- **Data for analysis**
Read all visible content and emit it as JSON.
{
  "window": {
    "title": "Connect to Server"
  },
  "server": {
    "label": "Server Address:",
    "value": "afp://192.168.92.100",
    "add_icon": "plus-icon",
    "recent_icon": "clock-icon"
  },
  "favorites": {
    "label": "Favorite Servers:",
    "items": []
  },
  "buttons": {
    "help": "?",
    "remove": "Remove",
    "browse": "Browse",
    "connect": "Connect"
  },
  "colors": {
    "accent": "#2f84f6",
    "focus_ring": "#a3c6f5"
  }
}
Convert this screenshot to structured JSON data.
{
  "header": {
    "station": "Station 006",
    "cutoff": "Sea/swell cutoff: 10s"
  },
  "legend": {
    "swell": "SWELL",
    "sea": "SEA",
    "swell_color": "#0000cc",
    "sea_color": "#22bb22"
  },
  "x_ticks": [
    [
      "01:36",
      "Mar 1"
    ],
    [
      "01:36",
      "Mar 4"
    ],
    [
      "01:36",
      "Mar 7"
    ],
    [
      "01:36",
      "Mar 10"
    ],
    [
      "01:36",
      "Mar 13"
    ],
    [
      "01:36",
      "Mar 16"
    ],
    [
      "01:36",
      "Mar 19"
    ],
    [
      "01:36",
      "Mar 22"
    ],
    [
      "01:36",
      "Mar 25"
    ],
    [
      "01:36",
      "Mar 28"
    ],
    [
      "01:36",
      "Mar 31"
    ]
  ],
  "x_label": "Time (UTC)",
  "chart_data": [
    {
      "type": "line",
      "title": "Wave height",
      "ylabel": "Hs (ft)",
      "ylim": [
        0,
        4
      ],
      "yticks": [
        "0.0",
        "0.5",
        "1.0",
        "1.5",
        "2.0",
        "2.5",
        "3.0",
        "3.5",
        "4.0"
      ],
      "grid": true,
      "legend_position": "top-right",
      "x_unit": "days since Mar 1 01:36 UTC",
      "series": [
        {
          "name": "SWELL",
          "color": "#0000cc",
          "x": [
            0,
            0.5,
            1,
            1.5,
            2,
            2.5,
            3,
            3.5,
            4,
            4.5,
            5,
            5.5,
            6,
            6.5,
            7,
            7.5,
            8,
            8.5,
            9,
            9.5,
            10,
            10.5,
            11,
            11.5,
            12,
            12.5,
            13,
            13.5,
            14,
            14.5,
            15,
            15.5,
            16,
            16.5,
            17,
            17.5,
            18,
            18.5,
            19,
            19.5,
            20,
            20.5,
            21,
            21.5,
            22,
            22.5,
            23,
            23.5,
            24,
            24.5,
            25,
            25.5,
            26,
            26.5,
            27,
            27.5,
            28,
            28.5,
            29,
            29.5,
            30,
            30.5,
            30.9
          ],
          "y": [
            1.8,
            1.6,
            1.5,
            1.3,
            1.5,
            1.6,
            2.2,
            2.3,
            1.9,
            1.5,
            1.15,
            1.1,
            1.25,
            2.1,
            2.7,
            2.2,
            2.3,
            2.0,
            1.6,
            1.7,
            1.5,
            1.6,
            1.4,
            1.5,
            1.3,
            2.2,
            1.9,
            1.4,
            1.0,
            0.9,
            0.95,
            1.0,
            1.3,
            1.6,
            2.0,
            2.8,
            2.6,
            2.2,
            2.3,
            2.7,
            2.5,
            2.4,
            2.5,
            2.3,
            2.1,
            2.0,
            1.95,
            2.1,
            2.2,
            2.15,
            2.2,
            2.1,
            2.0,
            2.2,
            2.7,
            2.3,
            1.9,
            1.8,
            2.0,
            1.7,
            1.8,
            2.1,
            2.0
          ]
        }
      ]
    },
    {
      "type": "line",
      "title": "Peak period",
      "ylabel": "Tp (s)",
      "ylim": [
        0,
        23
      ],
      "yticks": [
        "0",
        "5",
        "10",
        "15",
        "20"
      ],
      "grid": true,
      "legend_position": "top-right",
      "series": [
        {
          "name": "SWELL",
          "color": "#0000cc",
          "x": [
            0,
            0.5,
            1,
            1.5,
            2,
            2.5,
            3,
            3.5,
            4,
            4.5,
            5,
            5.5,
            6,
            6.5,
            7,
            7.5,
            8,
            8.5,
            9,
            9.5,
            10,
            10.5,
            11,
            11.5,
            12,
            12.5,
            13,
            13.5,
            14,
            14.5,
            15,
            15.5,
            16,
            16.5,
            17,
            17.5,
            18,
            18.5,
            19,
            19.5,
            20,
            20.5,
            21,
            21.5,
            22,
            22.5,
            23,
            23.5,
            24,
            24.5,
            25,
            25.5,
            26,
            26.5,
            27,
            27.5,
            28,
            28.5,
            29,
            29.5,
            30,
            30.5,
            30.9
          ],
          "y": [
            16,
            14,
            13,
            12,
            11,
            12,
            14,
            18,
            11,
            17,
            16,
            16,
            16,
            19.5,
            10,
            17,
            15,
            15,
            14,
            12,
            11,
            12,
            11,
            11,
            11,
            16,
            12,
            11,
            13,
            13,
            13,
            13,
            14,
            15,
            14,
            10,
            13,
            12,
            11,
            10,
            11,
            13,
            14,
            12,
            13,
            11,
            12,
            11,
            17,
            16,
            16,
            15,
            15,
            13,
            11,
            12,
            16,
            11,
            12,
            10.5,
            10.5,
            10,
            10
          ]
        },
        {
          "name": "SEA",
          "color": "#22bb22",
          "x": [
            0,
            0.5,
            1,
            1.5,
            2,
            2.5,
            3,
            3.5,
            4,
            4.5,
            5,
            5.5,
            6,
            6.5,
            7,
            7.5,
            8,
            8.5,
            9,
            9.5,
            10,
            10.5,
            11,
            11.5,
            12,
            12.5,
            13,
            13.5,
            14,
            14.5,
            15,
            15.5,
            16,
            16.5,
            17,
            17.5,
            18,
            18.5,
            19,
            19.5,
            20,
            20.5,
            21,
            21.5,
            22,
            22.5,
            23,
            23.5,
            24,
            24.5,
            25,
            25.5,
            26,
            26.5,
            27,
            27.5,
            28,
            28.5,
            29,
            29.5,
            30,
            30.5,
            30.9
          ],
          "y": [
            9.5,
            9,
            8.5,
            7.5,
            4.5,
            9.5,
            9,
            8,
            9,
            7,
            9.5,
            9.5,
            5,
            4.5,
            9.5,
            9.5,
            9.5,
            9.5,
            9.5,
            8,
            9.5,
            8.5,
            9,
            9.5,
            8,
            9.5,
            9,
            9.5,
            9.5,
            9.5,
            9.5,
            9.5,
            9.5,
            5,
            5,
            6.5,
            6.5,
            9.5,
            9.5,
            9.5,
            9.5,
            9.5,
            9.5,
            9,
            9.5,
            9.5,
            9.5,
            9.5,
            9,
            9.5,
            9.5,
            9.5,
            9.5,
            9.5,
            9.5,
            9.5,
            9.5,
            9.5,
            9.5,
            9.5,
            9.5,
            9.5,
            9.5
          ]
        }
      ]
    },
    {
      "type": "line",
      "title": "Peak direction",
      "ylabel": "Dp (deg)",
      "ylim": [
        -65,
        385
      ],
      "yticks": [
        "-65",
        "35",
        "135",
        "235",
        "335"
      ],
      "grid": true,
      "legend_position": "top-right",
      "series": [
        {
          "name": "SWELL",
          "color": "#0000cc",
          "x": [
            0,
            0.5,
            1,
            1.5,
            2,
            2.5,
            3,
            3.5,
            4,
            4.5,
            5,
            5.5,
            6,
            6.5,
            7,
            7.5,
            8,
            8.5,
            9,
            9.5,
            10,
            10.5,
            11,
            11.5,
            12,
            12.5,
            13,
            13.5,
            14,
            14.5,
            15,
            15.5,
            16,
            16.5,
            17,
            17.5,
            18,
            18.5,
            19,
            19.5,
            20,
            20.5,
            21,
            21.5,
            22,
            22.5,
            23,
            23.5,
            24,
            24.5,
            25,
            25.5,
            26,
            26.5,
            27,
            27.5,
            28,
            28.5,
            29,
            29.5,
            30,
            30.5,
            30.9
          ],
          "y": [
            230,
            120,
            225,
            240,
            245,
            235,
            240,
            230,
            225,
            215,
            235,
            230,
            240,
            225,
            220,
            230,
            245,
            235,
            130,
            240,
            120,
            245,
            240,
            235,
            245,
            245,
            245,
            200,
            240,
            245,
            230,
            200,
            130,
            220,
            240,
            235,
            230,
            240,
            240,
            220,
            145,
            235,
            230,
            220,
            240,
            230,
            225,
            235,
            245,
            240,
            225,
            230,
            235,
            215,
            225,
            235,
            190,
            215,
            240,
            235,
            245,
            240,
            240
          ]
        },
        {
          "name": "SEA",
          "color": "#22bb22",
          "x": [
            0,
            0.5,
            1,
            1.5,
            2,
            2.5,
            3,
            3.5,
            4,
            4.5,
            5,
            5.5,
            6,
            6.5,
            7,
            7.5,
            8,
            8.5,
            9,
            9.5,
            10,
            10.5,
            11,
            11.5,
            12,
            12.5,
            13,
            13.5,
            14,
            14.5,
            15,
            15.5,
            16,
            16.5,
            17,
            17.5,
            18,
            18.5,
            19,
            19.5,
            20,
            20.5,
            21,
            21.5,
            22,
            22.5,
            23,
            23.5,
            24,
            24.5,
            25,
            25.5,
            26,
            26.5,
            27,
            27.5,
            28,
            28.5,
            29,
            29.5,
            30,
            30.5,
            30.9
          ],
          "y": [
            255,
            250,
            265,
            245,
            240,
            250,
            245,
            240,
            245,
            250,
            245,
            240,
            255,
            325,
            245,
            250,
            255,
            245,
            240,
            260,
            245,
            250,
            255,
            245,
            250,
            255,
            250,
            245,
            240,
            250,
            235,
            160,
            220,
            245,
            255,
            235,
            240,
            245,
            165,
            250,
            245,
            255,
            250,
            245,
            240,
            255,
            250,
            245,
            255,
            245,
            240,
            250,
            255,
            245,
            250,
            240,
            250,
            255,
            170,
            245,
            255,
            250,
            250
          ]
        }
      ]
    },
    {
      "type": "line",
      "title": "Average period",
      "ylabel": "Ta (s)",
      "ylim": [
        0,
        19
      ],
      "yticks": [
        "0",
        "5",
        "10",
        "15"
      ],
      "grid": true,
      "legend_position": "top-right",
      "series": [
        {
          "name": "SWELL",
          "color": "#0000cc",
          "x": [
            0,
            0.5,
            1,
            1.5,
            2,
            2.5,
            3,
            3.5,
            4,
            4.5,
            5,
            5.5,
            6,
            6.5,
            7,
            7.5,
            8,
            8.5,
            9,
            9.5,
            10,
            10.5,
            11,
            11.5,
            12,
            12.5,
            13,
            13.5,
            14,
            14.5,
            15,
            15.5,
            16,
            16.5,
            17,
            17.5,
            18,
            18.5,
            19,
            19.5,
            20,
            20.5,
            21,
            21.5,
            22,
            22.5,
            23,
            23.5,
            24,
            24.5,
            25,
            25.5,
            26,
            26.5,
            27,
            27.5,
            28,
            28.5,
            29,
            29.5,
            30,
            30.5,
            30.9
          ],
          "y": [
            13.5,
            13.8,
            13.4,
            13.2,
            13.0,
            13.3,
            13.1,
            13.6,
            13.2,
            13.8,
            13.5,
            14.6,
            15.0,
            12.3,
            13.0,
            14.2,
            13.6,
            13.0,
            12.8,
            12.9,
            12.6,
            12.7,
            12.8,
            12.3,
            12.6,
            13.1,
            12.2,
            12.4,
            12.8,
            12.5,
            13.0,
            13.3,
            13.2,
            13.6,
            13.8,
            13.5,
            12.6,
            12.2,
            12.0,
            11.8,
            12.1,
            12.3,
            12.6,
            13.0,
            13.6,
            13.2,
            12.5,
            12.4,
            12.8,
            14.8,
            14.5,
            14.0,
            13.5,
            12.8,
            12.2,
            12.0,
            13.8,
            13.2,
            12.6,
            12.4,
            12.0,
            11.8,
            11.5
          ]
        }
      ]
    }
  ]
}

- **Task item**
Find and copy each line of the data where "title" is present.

- **Written answer**
    "title": "Connect to Server"
      "title": "Wave height",
      "title": "Peak period",
      "title": "Peak direction",
      "title": "Average period",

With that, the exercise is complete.